For almost four months I haven’t typed a post here – since last post I had also been to the Czech Republic for the Silesia Grand-Prix, then travelling around before returning to Hong Kong. The trip to Kazakhstan in September was met, unfortunately, with a right-ankle sprain accident, which meant that I have to miss the Asian Championships there.
That said, my time in Kazakhstan had been one of my most enjoyable: carefree, slow life, heavenly landscape.
Meanwhile in Hong Kong, politics were boiling up on universal suffrage issues, particularly on the candidate nomination rules and the political control of the Chinese Communist Party; a university class strike has started when I was still in Kazakhstan. Within a week after I returned to Hong Kong, Occupy Central began (you probably all knew what happened, and what my political stances are. As a liberal I always envisage power decentralization).
This particular place became infamous as being the site of a particularly notorious case of police violence, whereby seven policemen beat a single protester. It became known as the “dark corner” (a better translation might be “sinister corner”).
Controversy erupted after a 9km elite course in Cheung Sheung (extremely rare given orienteers’ ability in Hong Kong) was voided due to wrongly placed controls (there were two such incidents last year, shaking numerous innocent elite runners back into the open category). Further controversy arose with the high overtime rate among female runners (their course was only a little shorter than male), plus other problems such as wrongly placed finish and discrepancy in control descriptions across courses.
The first and sixteenth controls below were misplaced.

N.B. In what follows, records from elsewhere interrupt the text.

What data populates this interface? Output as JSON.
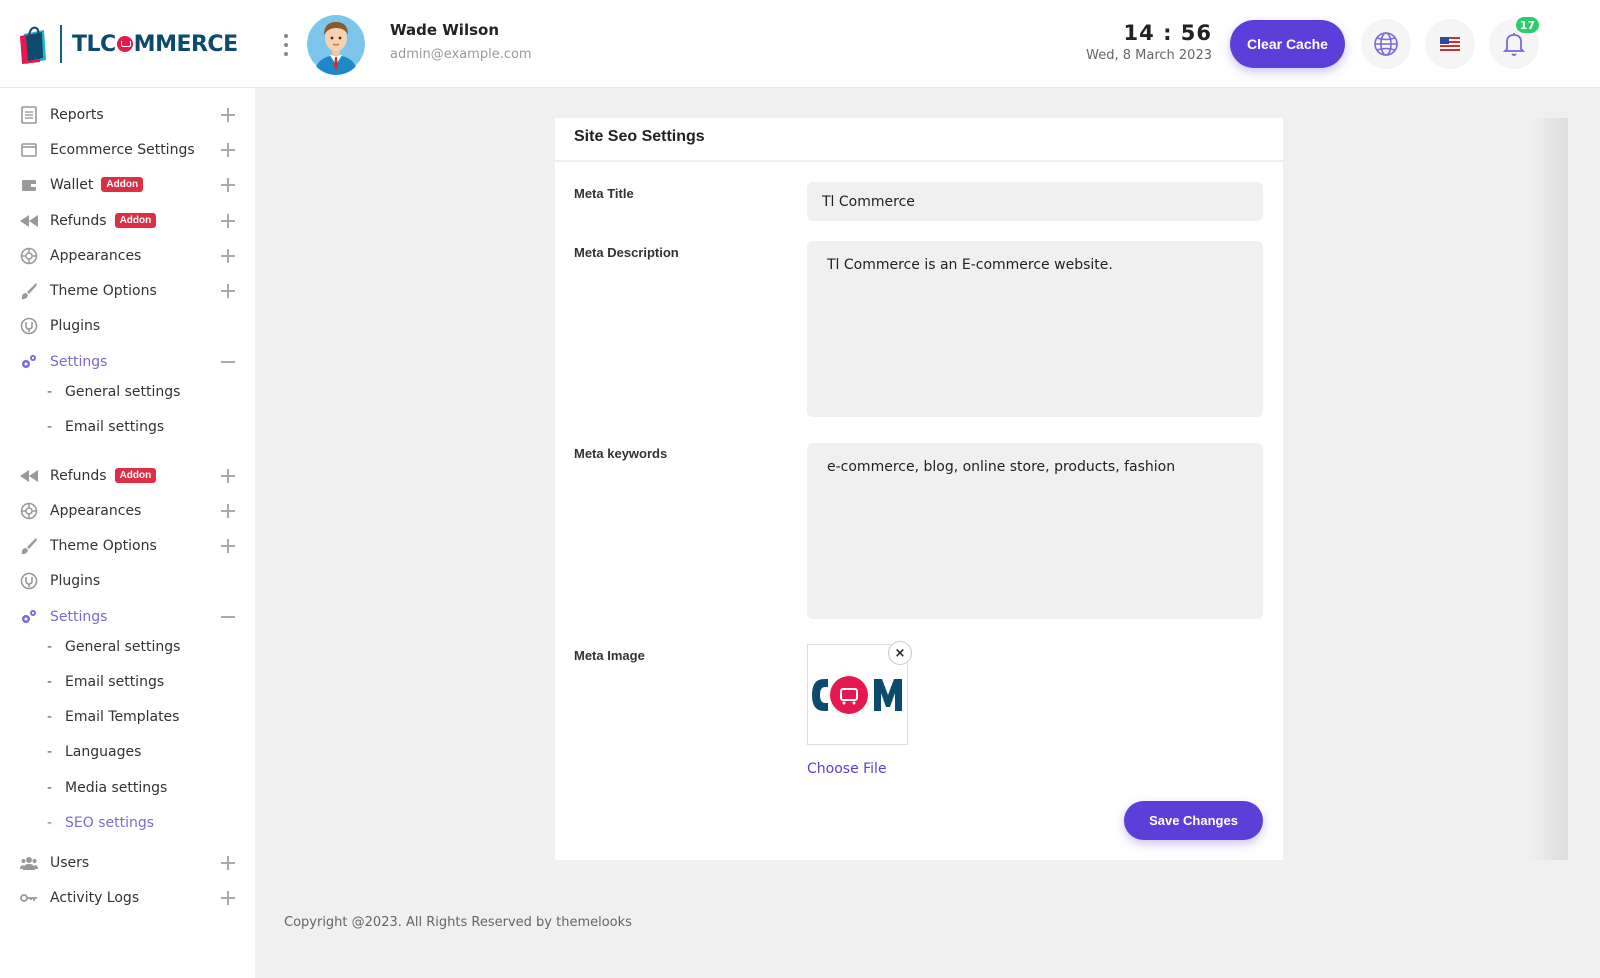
{
  "brand": {
    "name": "TLCOMMERCE",
    "name_before": "TLC",
    "name_after": "MMERCE"
  },
  "user": {
    "name": "Wade Wilson",
    "email": "admin@example.com"
  },
  "clock": {
    "time": "14 : 56",
    "date": "Wed, 8 March 2023"
  },
  "header": {
    "clear_cache_label": "Clear Cache",
    "notification_count": "17"
  },
  "sidebar": {
    "items": [
      {
        "label": "Reports",
        "icon": "reports-icon",
        "expand": "plus"
      },
      {
        "label": "Ecommerce Settings",
        "icon": "window-icon",
        "expand": "plus"
      },
      {
        "label": "Wallet",
        "icon": "wallet-icon",
        "badge": "Addon",
        "expand": "plus"
      },
      {
        "label": "Refunds",
        "icon": "rewind-icon",
        "badge": "Addon",
        "expand": "plus"
      },
      {
        "label": "Appearances",
        "icon": "appearance-icon",
        "expand": "plus"
      },
      {
        "label": "Theme Options",
        "icon": "brush-icon",
        "expand": "plus"
      },
      {
        "label": "Plugins",
        "icon": "plugin-icon"
      },
      {
        "label": "Settings",
        "icon": "gears-icon",
        "expand": "minus",
        "active": true
      },
      {
        "label": "General settings",
        "sub": true
      },
      {
        "label": "Email settings",
        "sub": true
      },
      {
        "label": "Refunds",
        "icon": "rewind-icon",
        "badge": "Addon",
        "expand": "plus"
      },
      {
        "label": "Appearances",
        "icon": "appearance-icon",
        "expand": "plus"
      },
      {
        "label": "Theme Options",
        "icon": "brush-icon",
        "expand": "plus"
      },
      {
        "label": "Plugins",
        "icon": "plugin-icon"
      },
      {
        "label": "Settings",
        "icon": "gears-icon",
        "expand": "minus",
        "active": true
      },
      {
        "label": "General settings",
        "sub": true
      },
      {
        "label": "Email settings",
        "sub": true
      },
      {
        "label": "Email Templates",
        "sub": true
      },
      {
        "label": "Languages",
        "sub": true
      },
      {
        "label": "Media settings",
        "sub": true
      },
      {
        "label": "SEO settings",
        "sub": true,
        "active": true
      },
      {
        "label": "Users",
        "icon": "users-icon",
        "expand": "plus"
      },
      {
        "label": "Activity Logs",
        "icon": "key-icon",
        "expand": "plus"
      }
    ],
    "dash": "-"
  },
  "form": {
    "title": "Site Seo Settings",
    "meta_title_label": "Meta Title",
    "meta_title_value": "Tl Commerce",
    "meta_description_label": "Meta Description",
    "meta_description_value": "Tl Commerce is an E-commerce website.",
    "meta_keywords_label": "Meta keywords",
    "meta_keywords_value": "e-commerce, blog, online store, products, fashion",
    "meta_image_label": "Meta Image",
    "meta_image_text": "COM",
    "remove_symbol": "×",
    "choose_file_label": "Choose File",
    "save_label": "Save Changes"
  },
  "footer": {
    "copyright": "Copyright @2023. All Rights Reserved by themelooks"
  },
  "colors": {
    "accent": "#5b3fd8",
    "active_menu": "#7b68d9",
    "addon_badge": "#dc2f45",
    "notification": "#2ecc71"
  }
}
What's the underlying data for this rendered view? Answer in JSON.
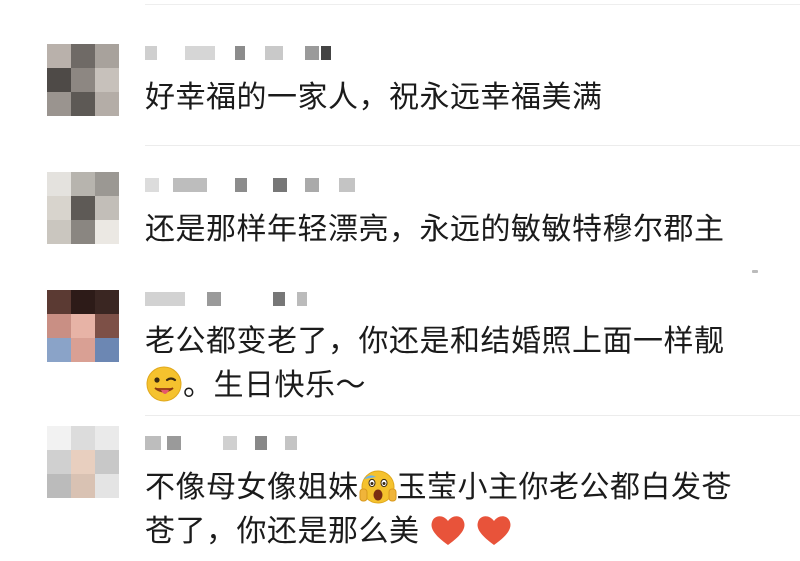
{
  "comments": [
    {
      "text": "好幸福的一家人，祝永远幸福美满"
    },
    {
      "text": "还是那样年轻漂亮，永远的敏敏特穆尔郡主"
    },
    {
      "text_line1": "老公都变老了，你还是和结婚照上面一样靓",
      "text_line2": "。生日快乐～"
    },
    {
      "text_part1": "不像母女像姐妹",
      "text_part2": "玉莹小主你老公都白发苍",
      "text_line2": "苍了，你还是那么美"
    }
  ],
  "icons": [
    "blurred-avatar",
    "blurred-username",
    "wink-tongue-emoji",
    "screaming-face-emoji",
    "red-heart-emoji"
  ],
  "colors": {
    "text": "#1b1b1b",
    "heart": "#e8533a",
    "emoji_yellow": "#f5c22e"
  }
}
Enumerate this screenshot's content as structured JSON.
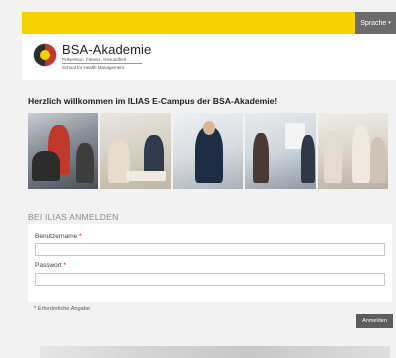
{
  "topbar": {
    "language_label": "Sprache",
    "language_caret": "▾"
  },
  "header": {
    "brand": "BSA-Akademie",
    "tagline": "Prävention, Fitness, Gesundheit",
    "school": "School for Health Management"
  },
  "main": {
    "welcome": "Herzlich willkommen im ILIAS E-Campus der BSA-Akademie!",
    "login_heading": "BEI ILIAS ANMELDEN",
    "username_label": "Benutzername",
    "password_label": "Passwort",
    "required_marker": "*",
    "required_note": "Erforderliche Angabe",
    "login_button": "Anmelden"
  },
  "colors": {
    "accent_yellow": "#f7d200",
    "button_gray": "#5c5c5c",
    "required_red": "#cc0000"
  }
}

In addition, the twenty-second (i.e. second last) control was actually placed to the southwest of the control, instead of north in description.